The red ink at the California Public Employees’ Retirement System and the California State Teachers’ Retirement System wasn’t a surprise, given the stock market’s dive over the last year. (Despite the funds’ diversification, stocks still make up more than half of their holdings.)
But too many years like this one would be bad news all around -- because, dear fellow California taxpayer, guess who risks getting stuck with the bill if the pension funds can’t earn enough to pay the benefits already promised to public-sector workers?
CalPERS said it lost 2.4% in the June 30 fiscal year on its $239-billion fund. CalSTRS’ $162-billion fund had a loss of 3.7%.

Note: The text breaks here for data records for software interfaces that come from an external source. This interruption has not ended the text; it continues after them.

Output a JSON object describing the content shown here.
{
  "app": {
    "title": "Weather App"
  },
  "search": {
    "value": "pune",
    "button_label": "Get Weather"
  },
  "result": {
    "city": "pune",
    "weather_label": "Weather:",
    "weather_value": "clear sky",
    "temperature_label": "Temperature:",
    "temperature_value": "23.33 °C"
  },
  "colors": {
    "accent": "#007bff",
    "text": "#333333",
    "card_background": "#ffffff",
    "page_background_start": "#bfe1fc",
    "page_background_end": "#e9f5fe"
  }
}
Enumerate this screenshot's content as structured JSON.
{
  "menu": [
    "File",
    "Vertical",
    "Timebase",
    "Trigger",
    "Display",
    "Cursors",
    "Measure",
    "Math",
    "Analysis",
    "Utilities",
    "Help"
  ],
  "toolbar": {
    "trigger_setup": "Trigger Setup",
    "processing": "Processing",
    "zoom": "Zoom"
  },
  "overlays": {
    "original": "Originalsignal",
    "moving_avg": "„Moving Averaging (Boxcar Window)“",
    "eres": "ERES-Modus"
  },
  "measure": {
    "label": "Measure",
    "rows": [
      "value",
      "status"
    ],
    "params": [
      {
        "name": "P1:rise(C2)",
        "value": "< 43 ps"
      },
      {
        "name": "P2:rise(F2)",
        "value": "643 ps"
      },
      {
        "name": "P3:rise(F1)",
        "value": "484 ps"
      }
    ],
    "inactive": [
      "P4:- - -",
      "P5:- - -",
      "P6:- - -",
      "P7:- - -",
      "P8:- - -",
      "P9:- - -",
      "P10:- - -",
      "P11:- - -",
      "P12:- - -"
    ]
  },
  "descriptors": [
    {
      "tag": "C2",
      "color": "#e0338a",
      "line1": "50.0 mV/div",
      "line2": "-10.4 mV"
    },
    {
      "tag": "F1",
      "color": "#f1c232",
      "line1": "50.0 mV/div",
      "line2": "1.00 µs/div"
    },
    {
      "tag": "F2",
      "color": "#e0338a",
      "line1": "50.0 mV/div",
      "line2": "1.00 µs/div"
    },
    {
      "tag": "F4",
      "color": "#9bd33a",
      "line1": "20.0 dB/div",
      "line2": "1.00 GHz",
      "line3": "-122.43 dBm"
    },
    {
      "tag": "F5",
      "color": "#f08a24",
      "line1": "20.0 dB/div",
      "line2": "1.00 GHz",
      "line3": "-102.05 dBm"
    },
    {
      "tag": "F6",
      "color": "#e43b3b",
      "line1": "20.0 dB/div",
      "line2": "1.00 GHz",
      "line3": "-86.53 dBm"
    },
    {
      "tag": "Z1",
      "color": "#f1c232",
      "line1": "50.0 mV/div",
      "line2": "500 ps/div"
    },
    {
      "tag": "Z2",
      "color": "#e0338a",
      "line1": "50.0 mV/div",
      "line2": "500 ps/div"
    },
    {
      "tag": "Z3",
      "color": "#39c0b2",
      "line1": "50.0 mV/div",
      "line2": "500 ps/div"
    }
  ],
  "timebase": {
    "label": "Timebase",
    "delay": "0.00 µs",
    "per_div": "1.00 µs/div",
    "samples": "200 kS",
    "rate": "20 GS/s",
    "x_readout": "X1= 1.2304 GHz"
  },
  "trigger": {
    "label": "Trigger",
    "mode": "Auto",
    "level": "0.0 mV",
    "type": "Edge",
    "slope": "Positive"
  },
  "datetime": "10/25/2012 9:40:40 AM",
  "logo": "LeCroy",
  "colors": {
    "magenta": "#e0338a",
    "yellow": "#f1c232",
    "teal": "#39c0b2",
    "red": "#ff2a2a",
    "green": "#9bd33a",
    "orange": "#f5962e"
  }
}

The numbers are preliminary, and the final losses probably will be worse because both funds measure their holdings in real estate and private-equity investments only through March 31 when calculating the total portfolio returns. (It takes a while to collect final quarterly data for that stuff.)
The numbers also are before investment fees. In CalPERS’ case, fees reduced the gross return by 0.3 percentage point in the previous fiscal year.

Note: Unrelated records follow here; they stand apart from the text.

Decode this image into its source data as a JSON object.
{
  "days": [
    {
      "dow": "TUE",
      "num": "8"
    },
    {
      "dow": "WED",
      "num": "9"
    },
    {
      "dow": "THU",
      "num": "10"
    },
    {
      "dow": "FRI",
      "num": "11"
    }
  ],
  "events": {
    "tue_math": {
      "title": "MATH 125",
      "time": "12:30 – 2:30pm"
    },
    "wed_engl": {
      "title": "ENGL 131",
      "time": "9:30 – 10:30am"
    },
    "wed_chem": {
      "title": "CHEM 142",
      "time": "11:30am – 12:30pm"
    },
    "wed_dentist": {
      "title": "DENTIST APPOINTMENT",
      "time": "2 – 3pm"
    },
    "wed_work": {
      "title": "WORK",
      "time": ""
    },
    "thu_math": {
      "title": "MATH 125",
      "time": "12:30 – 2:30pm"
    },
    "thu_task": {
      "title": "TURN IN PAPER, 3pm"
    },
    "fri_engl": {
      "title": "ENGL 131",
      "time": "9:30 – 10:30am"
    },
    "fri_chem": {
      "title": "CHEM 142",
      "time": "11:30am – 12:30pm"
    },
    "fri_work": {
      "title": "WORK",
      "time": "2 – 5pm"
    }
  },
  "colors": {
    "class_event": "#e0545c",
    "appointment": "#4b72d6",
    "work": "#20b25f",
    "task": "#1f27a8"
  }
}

CalPERS’ portfolio performed better than CalSTRS’ in part because CalPERS last year moved a small portion of the fund into commodities -- just in time to catch the latest big rally in raw materials, including crude oil. The ‘inflation-linked’ portion of the fund’s portfolio, which includes commodities, soared 22.9% in the period measured.
By contrast, CalPERS lost an estimated 12% on its U.S. stock portfolio in the 12 months. CalSTRS’ U.S. stock portfolio lost 13.4%. The broad Russell 3,000 stock index fell 12.6% in the period.
How the funds fared with other assets:
--The teachers’ fund did better with its foreign stock holdings: It lost 5.8% on those issues compared with a 7.8% drop at CalPERS.
--Returns on bonds and other fixed-income investments came to 7.7% at CalPERS and 6.1% at CalSTRS.
--The funds continued to earn decent money on their real estate holdings, although CalSTRS fared much better in that sector, earning an estimated 11.8% in the period measured, compared with 8.1% for CalPERS.
--Private equity returns, such as from investments in firms taken private in leveraged buyouts, totaled 19.6% for the period measured at CalPERS and 11.6% at CalSTRS.
CalPERS said its overall portfolio loss ‘will have no immediate or significant impact, in and of itself, on California employers’ budgets next year or on the pension fund’s ability to pay benefits.’ That’s because the fund calculates the contributions it needs by smoothing portfolio returns over a 15-year period.
Measured over the last five years, the CalPERS fund’s average annual return was 11.4%, well above the 7.75% it says it needs to earn to finance its promises to public workers. CalSTRS’ five-year annual average return was 11.5%, compared with its target of 8%.
For their own sakes, California taxpayers should hope the good times resume soon.